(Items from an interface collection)
*** Block opens ***

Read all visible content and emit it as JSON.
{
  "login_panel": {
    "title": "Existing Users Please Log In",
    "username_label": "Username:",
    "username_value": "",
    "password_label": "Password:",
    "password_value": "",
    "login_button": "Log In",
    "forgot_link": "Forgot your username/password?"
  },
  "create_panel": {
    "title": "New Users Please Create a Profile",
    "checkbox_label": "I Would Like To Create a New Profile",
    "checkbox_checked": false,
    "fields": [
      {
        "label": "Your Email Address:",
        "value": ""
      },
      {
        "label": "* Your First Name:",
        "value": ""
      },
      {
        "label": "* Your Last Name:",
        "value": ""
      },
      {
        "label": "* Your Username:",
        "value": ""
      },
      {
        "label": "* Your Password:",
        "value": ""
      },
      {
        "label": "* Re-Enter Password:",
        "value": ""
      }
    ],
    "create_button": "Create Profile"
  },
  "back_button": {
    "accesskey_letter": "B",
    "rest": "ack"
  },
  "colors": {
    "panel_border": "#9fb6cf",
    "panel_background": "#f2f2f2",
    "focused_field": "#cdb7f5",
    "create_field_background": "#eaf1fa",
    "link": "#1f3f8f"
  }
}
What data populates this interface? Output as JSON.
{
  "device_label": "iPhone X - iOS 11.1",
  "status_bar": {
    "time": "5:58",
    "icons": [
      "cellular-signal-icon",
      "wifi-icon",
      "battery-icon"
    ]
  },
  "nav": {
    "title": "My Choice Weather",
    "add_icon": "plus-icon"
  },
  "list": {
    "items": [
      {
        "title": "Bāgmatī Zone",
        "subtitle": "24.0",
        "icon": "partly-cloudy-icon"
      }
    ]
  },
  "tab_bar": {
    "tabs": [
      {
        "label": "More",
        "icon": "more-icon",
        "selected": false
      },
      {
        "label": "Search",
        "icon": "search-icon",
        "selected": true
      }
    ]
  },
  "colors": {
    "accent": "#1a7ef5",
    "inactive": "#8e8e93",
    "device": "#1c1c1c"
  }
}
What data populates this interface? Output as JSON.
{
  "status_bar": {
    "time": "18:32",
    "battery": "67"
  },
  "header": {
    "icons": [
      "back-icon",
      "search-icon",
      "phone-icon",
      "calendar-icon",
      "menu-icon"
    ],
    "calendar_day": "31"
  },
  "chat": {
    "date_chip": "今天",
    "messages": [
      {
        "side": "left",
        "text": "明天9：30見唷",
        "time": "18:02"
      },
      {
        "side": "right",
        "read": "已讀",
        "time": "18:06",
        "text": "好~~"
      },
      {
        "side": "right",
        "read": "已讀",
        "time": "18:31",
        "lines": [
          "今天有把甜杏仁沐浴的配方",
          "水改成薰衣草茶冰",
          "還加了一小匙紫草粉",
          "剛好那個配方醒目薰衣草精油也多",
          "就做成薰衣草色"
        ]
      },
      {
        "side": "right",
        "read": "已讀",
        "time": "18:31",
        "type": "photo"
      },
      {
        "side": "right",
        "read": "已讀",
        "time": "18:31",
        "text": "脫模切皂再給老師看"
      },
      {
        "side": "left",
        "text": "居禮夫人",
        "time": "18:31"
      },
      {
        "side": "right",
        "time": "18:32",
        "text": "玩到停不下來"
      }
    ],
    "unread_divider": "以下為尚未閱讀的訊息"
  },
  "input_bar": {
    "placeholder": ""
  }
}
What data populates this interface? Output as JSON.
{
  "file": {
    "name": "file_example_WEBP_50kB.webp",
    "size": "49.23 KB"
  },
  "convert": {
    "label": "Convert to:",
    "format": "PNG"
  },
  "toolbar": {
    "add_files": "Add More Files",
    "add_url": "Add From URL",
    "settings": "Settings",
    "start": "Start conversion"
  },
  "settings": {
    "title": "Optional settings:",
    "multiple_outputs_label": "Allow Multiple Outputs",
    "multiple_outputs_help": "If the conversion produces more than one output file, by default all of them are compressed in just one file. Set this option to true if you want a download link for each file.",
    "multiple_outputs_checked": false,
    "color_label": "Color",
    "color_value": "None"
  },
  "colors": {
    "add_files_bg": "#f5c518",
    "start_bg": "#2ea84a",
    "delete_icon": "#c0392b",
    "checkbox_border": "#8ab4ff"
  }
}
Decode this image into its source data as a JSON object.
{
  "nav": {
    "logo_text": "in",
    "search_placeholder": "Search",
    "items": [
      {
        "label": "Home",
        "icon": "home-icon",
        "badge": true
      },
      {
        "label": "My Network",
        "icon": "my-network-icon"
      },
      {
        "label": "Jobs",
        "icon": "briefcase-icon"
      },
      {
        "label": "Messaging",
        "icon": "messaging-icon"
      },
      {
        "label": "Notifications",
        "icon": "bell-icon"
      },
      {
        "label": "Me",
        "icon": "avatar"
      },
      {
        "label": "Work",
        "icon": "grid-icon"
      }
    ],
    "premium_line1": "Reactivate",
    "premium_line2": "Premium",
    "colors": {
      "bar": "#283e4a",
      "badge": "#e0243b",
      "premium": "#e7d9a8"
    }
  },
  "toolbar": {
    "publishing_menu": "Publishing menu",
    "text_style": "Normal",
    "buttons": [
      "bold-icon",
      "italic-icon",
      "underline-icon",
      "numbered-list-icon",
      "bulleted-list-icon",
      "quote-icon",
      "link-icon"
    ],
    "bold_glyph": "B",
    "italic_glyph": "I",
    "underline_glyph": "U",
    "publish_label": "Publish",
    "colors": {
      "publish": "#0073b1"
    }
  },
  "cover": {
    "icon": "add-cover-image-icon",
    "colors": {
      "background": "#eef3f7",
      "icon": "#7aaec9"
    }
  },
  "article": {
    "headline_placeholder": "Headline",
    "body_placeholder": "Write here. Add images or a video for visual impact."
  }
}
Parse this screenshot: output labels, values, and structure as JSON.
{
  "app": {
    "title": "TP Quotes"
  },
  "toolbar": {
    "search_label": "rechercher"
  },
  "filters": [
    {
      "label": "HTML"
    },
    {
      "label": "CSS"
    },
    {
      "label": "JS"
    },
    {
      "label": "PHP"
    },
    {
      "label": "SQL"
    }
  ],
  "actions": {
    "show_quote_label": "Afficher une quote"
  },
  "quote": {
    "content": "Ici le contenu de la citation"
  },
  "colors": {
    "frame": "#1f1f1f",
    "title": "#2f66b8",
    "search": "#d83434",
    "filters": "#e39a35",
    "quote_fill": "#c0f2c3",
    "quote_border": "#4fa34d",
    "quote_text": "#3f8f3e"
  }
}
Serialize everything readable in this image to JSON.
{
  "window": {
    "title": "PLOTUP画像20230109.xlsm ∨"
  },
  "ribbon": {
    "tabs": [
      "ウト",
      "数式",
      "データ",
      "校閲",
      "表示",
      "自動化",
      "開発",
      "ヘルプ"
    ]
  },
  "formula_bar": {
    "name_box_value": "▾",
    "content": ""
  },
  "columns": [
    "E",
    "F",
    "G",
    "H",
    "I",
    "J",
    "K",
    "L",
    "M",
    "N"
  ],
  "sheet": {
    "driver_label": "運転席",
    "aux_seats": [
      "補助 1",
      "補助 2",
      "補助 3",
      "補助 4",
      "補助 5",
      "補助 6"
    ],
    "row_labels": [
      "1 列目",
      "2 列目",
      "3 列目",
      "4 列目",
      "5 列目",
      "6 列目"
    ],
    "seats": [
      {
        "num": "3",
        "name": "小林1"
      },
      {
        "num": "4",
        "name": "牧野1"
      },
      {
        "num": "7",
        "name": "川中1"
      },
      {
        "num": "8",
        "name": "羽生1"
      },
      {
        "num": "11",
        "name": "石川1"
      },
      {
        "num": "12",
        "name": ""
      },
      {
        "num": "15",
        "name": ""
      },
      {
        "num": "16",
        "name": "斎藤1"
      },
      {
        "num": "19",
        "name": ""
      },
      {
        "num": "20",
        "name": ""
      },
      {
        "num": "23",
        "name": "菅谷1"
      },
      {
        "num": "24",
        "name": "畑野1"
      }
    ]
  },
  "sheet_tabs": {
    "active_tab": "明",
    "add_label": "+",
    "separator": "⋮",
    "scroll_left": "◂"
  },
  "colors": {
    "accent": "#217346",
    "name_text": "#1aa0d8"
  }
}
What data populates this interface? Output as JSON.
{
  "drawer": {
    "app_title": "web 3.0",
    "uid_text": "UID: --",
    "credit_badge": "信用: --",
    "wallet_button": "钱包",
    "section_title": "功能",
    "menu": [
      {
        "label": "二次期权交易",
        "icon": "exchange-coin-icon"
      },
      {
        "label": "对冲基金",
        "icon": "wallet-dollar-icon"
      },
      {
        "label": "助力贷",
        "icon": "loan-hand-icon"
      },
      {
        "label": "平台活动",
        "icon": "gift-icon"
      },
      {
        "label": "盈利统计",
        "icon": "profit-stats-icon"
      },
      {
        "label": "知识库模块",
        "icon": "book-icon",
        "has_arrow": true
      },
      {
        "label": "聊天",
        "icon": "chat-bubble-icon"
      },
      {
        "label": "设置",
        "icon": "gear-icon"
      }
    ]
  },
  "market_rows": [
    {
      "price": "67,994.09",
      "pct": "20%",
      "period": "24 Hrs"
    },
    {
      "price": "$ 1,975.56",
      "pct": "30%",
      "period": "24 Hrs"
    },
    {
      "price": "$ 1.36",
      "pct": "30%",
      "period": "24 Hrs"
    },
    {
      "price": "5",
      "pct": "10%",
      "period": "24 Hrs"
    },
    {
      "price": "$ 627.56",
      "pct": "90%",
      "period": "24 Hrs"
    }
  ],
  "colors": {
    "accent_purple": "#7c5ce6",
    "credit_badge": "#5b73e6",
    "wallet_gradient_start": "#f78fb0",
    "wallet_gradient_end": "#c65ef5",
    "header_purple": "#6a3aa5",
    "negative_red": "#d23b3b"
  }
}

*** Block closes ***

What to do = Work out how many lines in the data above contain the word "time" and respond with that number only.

Your response = 9